Danone said it would "adapt" its management structure in Europe and cut EUR200m in costs from its regional business after months of pressure, particularly in southern Europe.
The Activia maker said it was "too early" to quantify the impact on jobs but set out its plans in a bid to "win back its competitive edge" in a market that still accounts for over half its sales.
Europe's importance to Danone was highlighted back in the summer when it issued a profit warning on the back of poor sales, particularly in the south of the continent.
Danone insisted its actions are not related to Nelson Peltz, the US activist investor, recently taking a stake in the business. Peltz, who has a record of investing in major food companies he believes are under-valued and insisting they act to improve their performance, said last month Danone's shares were under-valued and argued a "leaner cost structure" was needed.
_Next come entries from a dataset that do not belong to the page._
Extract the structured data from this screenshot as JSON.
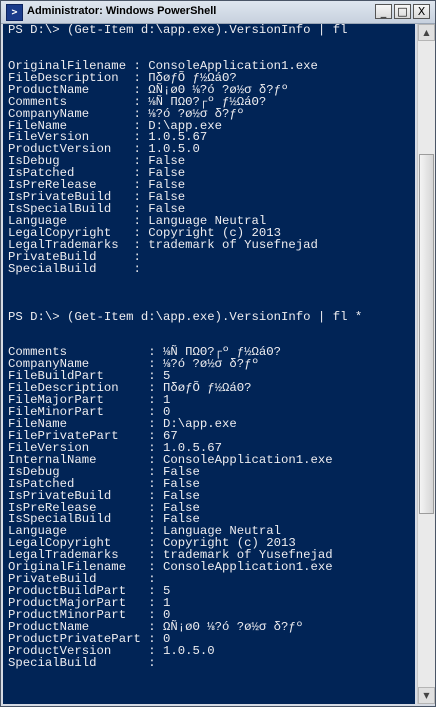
{
  "window": {
    "title": "Administrator: Windows PowerShell",
    "icon": "powershell-icon",
    "icon_glyph": ">",
    "controls": {
      "minimize": "_",
      "maximize": "□",
      "close": "X"
    }
  },
  "scrollbar": {
    "up_arrow": "▲",
    "down_arrow": "▼"
  },
  "console": {
    "lines": [
      "PS D:\\> (Get-Item d:\\app.exe).VersionInfo | fl",
      "",
      "",
      "OriginalFilename : ConsoleApplication1.exe",
      "FileDescription  : ΠδøƒÕ ƒ½ΩáΘ?",
      "ProductName      : ΩÑ¡øΘ ⅛?ó ?ø½σ δ?ƒº",
      "Comments         : ⅛Ñ ΠΩΘ?┌º ƒ½ΩáΘ?",
      "CompanyName      : ⅛?ó ?ø½σ δ?ƒº",
      "FileName         : D:\\app.exe",
      "FileVersion      : 1.0.5.67",
      "ProductVersion   : 1.0.5.0",
      "IsDebug          : False",
      "IsPatched        : False",
      "IsPreRelease     : False",
      "IsPrivateBuild   : False",
      "IsSpecialBuild   : False",
      "Language         : Language Neutral",
      "LegalCopyright   : Copyright (c) 2013",
      "LegalTrademarks  : trademark of Yusefnejad",
      "PrivateBuild     :",
      "SpecialBuild     :",
      "",
      "",
      "",
      "PS D:\\> (Get-Item d:\\app.exe).VersionInfo | fl *",
      "",
      "",
      "Comments           : ⅛Ñ ΠΩΘ?┌º ƒ½ΩáΘ?",
      "CompanyName        : ⅛?ó ?ø½σ δ?ƒº",
      "FileBuildPart      : 5",
      "FileDescription    : ΠδøƒÕ ƒ½ΩáΘ?",
      "FileMajorPart      : 1",
      "FileMinorPart      : 0",
      "FileName           : D:\\app.exe",
      "FilePrivatePart    : 67",
      "FileVersion        : 1.0.5.67",
      "InternalName       : ConsoleApplication1.exe",
      "IsDebug            : False",
      "IsPatched          : False",
      "IsPrivateBuild     : False",
      "IsPreRelease       : False",
      "IsSpecialBuild     : False",
      "Language           : Language Neutral",
      "LegalCopyright     : Copyright (c) 2013",
      "LegalTrademarks    : trademark of Yusefnejad",
      "OriginalFilename   : ConsoleApplication1.exe",
      "PrivateBuild       :",
      "ProductBuildPart   : 5",
      "ProductMajorPart   : 1",
      "ProductMinorPart   : 0",
      "ProductName        : ΩÑ¡øΘ ⅛?ó ?ø½σ δ?ƒº",
      "ProductPrivatePart : 0",
      "ProductVersion     : 1.0.5.0",
      "SpecialBuild       :"
    ]
  },
  "colors": {
    "console_background": "#012456",
    "console_text": "#eeedf0"
  }
}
Whatever the catalyst for the changes in Europe, there remain question marks over their impact. Danone may say the cuts have nothing to do with Peltz coming on board but, given his history in putting pressure on directors and his call for the company to improve its profitability, it is by no means certain all of the savings will be used to re-invest in the group's brands as it insisted last week.
Moreover, economic conditions in some of Danone's key European markets such as Spain and Italy remain dire. Tougher action could be needed in the coming months.
Indeed, Europe is hardly seen as a growth market for dairy companies. In a recent interview with just-food, a senior executive at FrieslandCampina spoke at length about the growth prospects of Asia and Africa but said Europe was a market with an ageing population and a saturated dairy market.
Last week, the Dutch dairy giant announced it would cut over 200 jobs from its business in Germany to try to make it more competitive. The company told just-food dairy consumption was falling in Germany, which had hit its sales and profits in the country last year. And with powerful German retailers fiercely competing on price, FrieslandCampina felt it had to act.
Dairy companies like FrieslandCampina strongly believe in the potential of markets in the East and are investing in those countries to cater for increased demand for dairy.
However, Western markets, particularly in Europe remain tough. As well as last week's announcements from Danone and FrieslandCampina, for example, French dairy giant Sodiaal last month announced plans to close three plants in its domestic market.
And the need to manage stagnant businesses in Western markets while investing in the East is, of course, a trend seen across the food sector for a number of years. There are, however, signs it is intensifying. Barry Callebaut last week announced it would buy the cocoa ingredients arm of Singapore-based Petra Foods, largely for its exposure to fast-growing Eastern markets. However, earlier this month, the Swiss chocolate group said it would close a factory in the UK, news that came weeks after the company announced plans to open its first factory in Turkey.
Elsewhere last week, UK food manufacturers were again urged to tap into the faster-growing economies of the East, markets where competition is only going to increase.
Those that adapt to the new global economic realities fastest will have a better chance of thriving as we move throughout this decade and, throughout 2012, we have seen a number of examples. General Mills is one that this year has continued to react to the shift in power between West and East but they are not alone. The trend will no doubt continue next year and beyond.
This is the last weekly column for 2012. The year has proven another challenging one for the industry, with economic, customer and regulatory pressure. However, there are opportunities to go after in the year ahead. Before you do, though, all at just-food.com would like to wish you a Merry Christmas and a Happy 2013.
Until next time...